But I’ve met all kinds of people this summer who live rich lives and give so much away.

I want to be like that. I'm trying to be more like that every day -- to be in a sweet, trusting dance with the Universe.

A message from my favorite artist, Brian Andreas. Also, the way folks along the way made us feel.

Asking makes us vulnerable. Receiving makes us vulnerable. It can be tough. I often feel that I owe something in return. Maybe that’s what drives me to write so many thank-you notes. (That, and my mom’s sensible voice in my head.)

But I think this is the dance we are called to do. To ask ourselves and each other what we really need, and to open our hearts and our hands both to give and receive.

I wish boatloads of love, magic, and delight to you and yours,


Our New Home

It's official! 

Bringing baby home!

We moved into our new (to us) rig! On April 11, we bought a 2003 Damon Challenger down in Chatsworth, Georgia, from a family who had it sitting in their barn, beautifully cared-for, but unused. We're thrilled to get this baby back out on the road!

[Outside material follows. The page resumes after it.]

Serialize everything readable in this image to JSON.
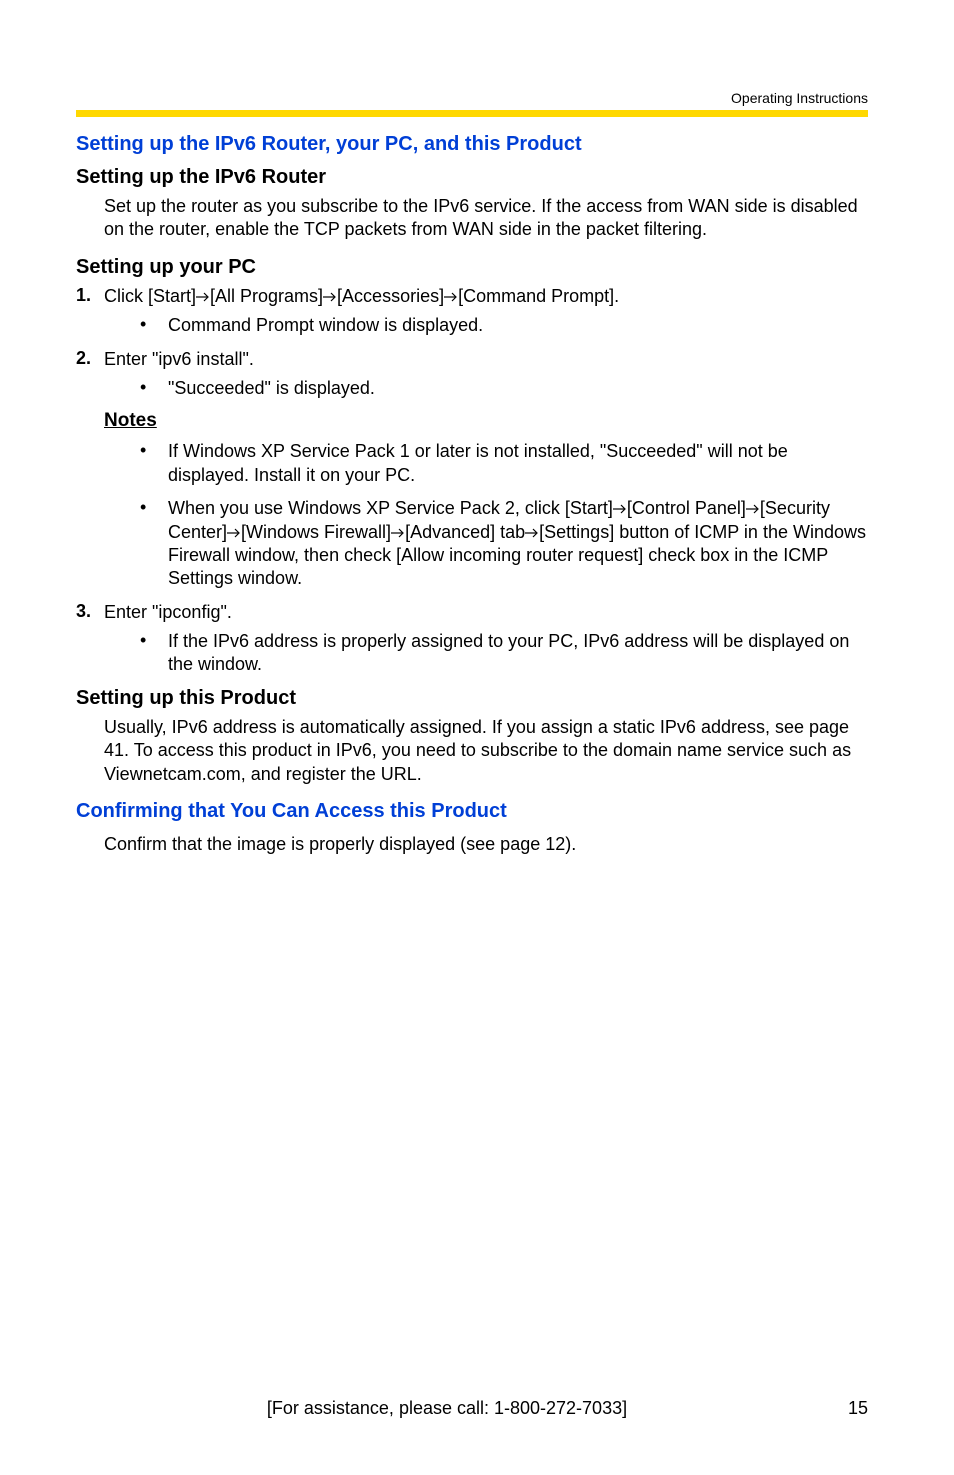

The day we bought the Challenger!

Cue: huge sigh of relief. Although we started looking at RVs about six months ago, things got really serious in March. We knew we needed to find a motorhome before May, to give us time to fix her up and move in before hitting the road this month. We found the Challenger just in time!

If you ever want to hear our WHOLE story about shopping for RVs, just buy us a few beers and we'll drop all our hard-earned wisdom on you. But to summarize, here's a little guide:


1) Spend at least four hours a day scouring Craigslist.

2) Visit several RV dealers, look at rigs in your budget, then behold all the problems they have! Mold, rotting, leaky roofs, missing batteries, flooding, high mileage and salvage titles. Eeek!

3) Realize that you can't possibly get what you want for the price you want to pay. After much debate with spouse, increase budget by 20 percent.

4) Scramble to save additional money for RV budget. Stop eating out and go on a new cleanse I call the "Lentils + Rice + Whatever Else is in Your Fridge" diet. 

5) Avoid sellers who live 10 states away, are unloading a rig for a price that's WAY too good to be true and want you to wire them money as a "deposit." (So many scammers out there!)

6) Pray, chant, visualize your new RV, burn sage, and cross your fingers. Repeat daily. Avoid retrograding planets.

7) Get an inspector to check out every aspect of your rig before purchase and negotiate your price! The Challenger needed six new tires, so we got the price lowered by $2k.

8) CLEAN HOUSE! Give away half your clothes, sell your furniture, pack up your fancy wine glasses and your heavy book collection. Rent storage unit. Laugh about how your 5x10 storage unit is WAY too big-- you only have a few boxes and a TV! Proceed to fill storage unit completely and eat crow.

9) Consume a strict diet of burritos and coffee for 2 weeks during moving process. Forget what it's like to shave your legs, wear makeup, eat or sleep or exercise on a regular schedule, or have a social life.

10) QUIT YOUR JOBS, close the door on your old life, and answer the call of the open road!

First stop:  Kerrville Folk Festival! I'm honored to be a finalist in the New Folk Competition over Memorial Day Weekend. I'll be playing and camping with 31 other songwriters in the Texas Hill Country and I can't wait! See you soon, future Kerrville family!

Lots of love,

Emily (and her co-pilot, Rous)